And this is the final point of this passage on showing favoritism. Not only must we love our neighbors as ourselves. Not only must we keep the Golden Rule: to do to others as we would want them to do to us. In addition to these, we must be merciful. Look at verses 12-13, “Speak and act as those who are going to be judged by the law that gives freedom, 13 because judgment without mercy will be shown to anyone who has not been merciful. Mercy triumphs over judgment.”
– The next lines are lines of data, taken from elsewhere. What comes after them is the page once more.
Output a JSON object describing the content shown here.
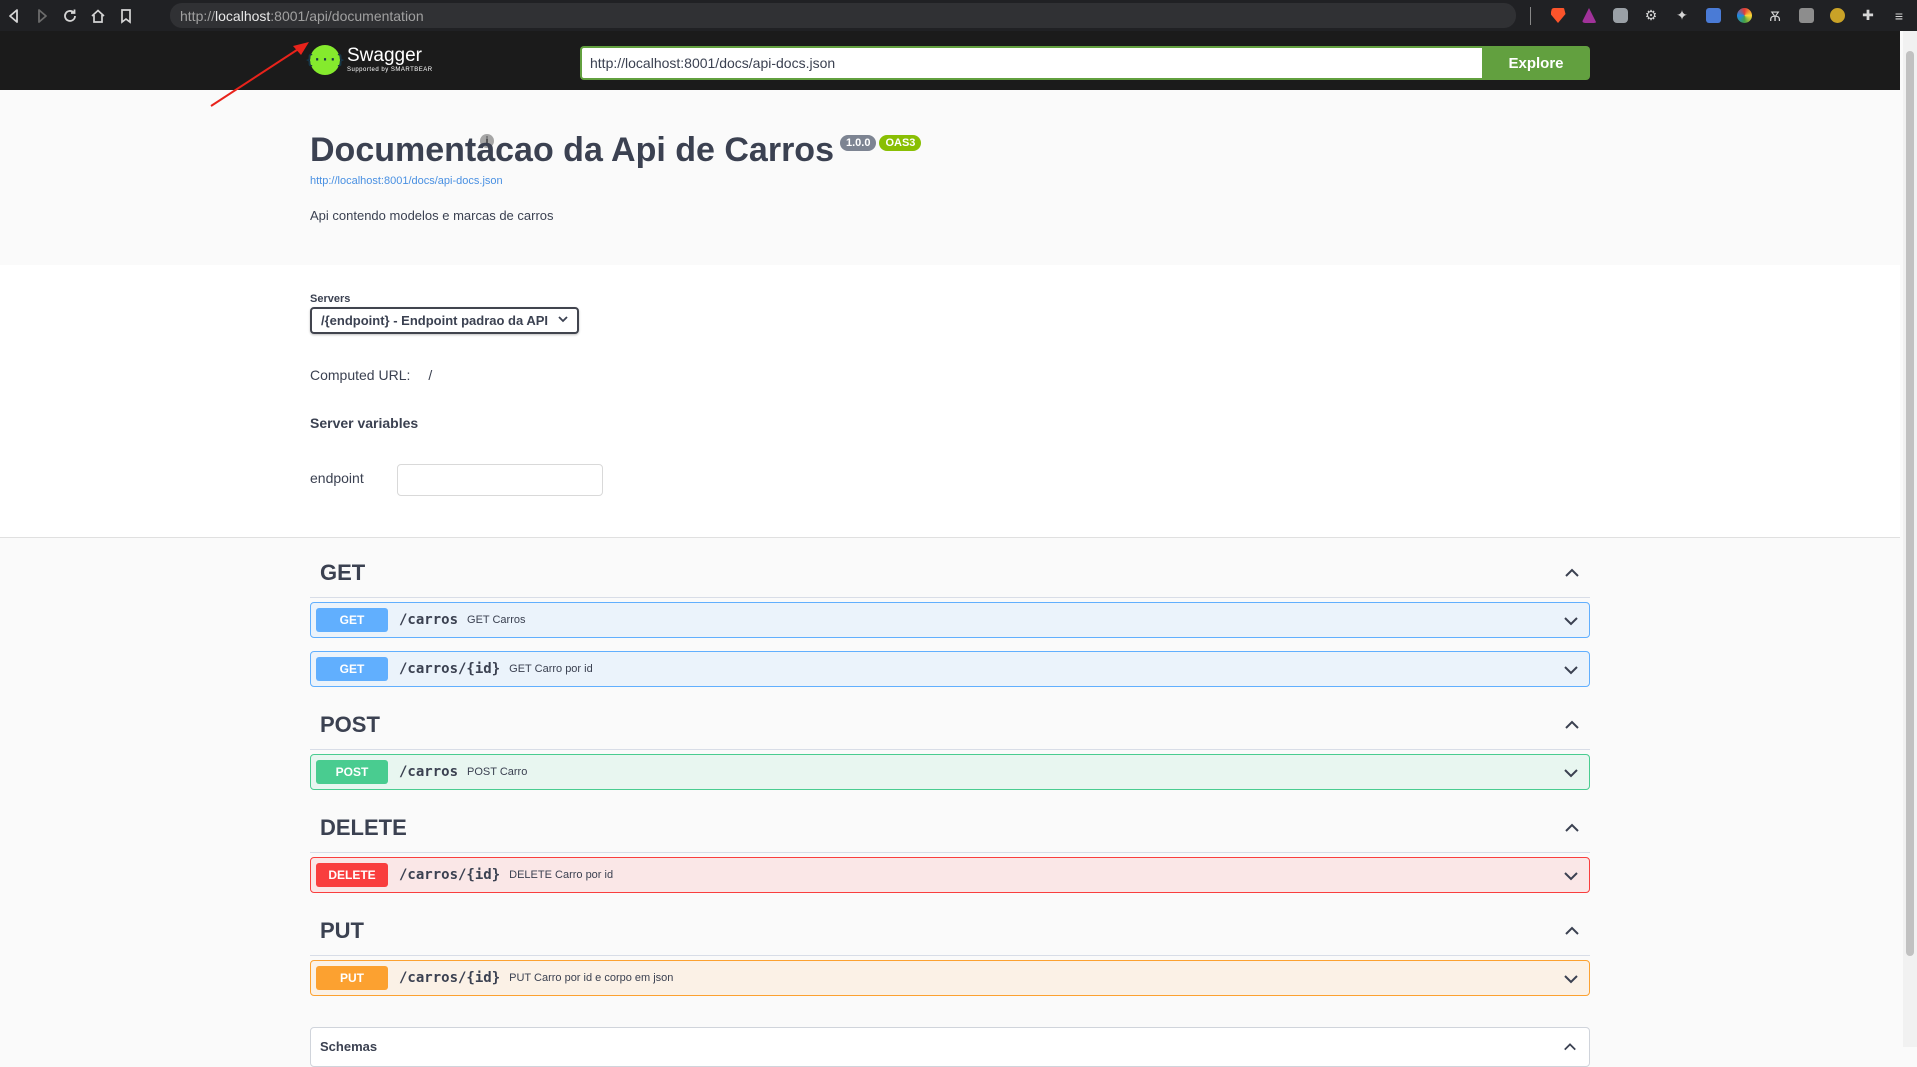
{
  "browser": {
    "url_scheme": "http://",
    "url_host": "localhost",
    "url_rest": ":8001/api/documentation",
    "info_glyph": "i",
    "icons": [
      "back-icon",
      "forward-icon",
      "reload-icon",
      "home-icon",
      "bookmark-icon",
      "brave-shield-icon",
      "brave-rewards-icon",
      "camera-icon",
      "gear-icon",
      "extension-icon",
      "translate-icon",
      "color-picker-icon",
      "text-icon",
      "reader-icon",
      "theme-icon",
      "puzzle-icon",
      "menu-icon"
    ]
  },
  "topbar": {
    "logo_glyph": "{···}",
    "logo_name": "Swagger",
    "logo_tagline": "Supported by SMARTBEAR",
    "explore_url": "http://localhost:8001/docs/api-docs.json",
    "explore_label": "Explore",
    "accent": "#62a03f"
  },
  "info": {
    "title": "Documentacao da Api de Carros",
    "version": "1.0.0",
    "oas": "OAS3",
    "link": "http://localhost:8001/docs/api-docs.json",
    "description": "Api contendo modelos e marcas de carros"
  },
  "servers": {
    "label": "Servers",
    "selected": "/{endpoint} - Endpoint padrao da API",
    "computed_label": "Computed URL:",
    "computed_value": "/",
    "variables_title": "Server variables",
    "variable_name": "endpoint",
    "variable_value": ""
  },
  "tags": [
    {
      "name": "GET",
      "operations": [
        {
          "method": "GET",
          "path": "/carros",
          "summary": "GET Carros"
        },
        {
          "method": "GET",
          "path": "/carros/{id}",
          "summary": "GET Carro por id"
        }
      ]
    },
    {
      "name": "POST",
      "operations": [
        {
          "method": "POST",
          "path": "/carros",
          "summary": "POST Carro"
        }
      ]
    },
    {
      "name": "DELETE",
      "operations": [
        {
          "method": "DELETE",
          "path": "/carros/{id}",
          "summary": "DELETE Carro por id"
        }
      ]
    },
    {
      "name": "PUT",
      "operations": [
        {
          "method": "PUT",
          "path": "/carros/{id}",
          "summary": "PUT Carro por id e corpo em json"
        }
      ]
    }
  ],
  "schemas": {
    "label": "Schemas"
  },
  "colors": {
    "get": "#61affe",
    "post": "#49cc90",
    "delete": "#f93e3e",
    "put": "#fca130",
    "annotation_arrow": "#e8231b"
  }
}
Jesus said, “Blessed are the merciful, for they will be shown mercy” (Mt 5:7). What is mercy? Mercy is “not receiving the judgment we rightfully deserve.” We should be judged, but we are rather pardoned. We have already seen that we are guilty sinners who have broken the laws of God too many times to count. Based on God’s laws, even just the Ten Commandments, we cannot stand before God’s righteous and holy judgment. Paul wrote in Romans 3:20, “Therefore no one will be declared righteous in God’s sight by the works of the law; rather, through the law, we become conscious of our sin.”
Mercy triumphs over judgment. But judgment without mercy will be shown to anyone who has not been merciful. We already talked about how showing favoritism is playing the judge. The problem with playing the judge is that it means we are showing no mercy. For some reason, it is in our sinful human nature to want to play the judge. We think we are better than the one we are judging.
There is a moving scene with a strong point in the movie “The Shack.” Let me say I don’t agree with all the theology of the book or movie. In this scene, a grieving, angry father has a meeting with Wisdom, who is seated on a throne. Wisdom calls the angry father to come and judge, but he refuses. Wisdom says, “You must.” Wisdom knows that he hates his father, who had been abusive to him. Wisdom shows him a boy who was abused by his father. Then Wisdom asks,” Would you judge this boy?” He answers, “Of course not.” Wisdom says, “You already have. That boy was your father when he was young.” This understanding gave the man the heart to forgive his father—to show him mercy. He did not condone or justify the evil his father had done. He only showed mercy and forgiveness, and his relationship was healed.
I want to share with you a powerful story of Christian mercy. Botham Jean, a black man in Dallas, was shot to death in his own apartment by a white policewoman, Amber Guyger, who said she thought she was entering her own apartment, which was one floor apart. The 26 year old Christian man who was shot and killed had an 18 year old Christian brother who publicly forgave the policewoman at her trial. He even confessed that he loved her and asked if he could give her a hug. Here’s 2 minutes of a video clip of the 18 year old’s testimony at the trial (1:30-3:25): https://www.youtube.com/watch?v=fIzxzl5KfSk.
Today we learned that Christians must not show favoritism or judge others. Rather, Christians must love and show mercy. We can’t do this by our own feeling or strength. We can do this when we remember Jesus’ grace and mercy to us personally. Mercy triumphs over judgment. As Christians, we are to keep the royal law: “Love your neighbor as yourself.” We are to not show favoritism as believers in our glorious Lord Jesus Christ.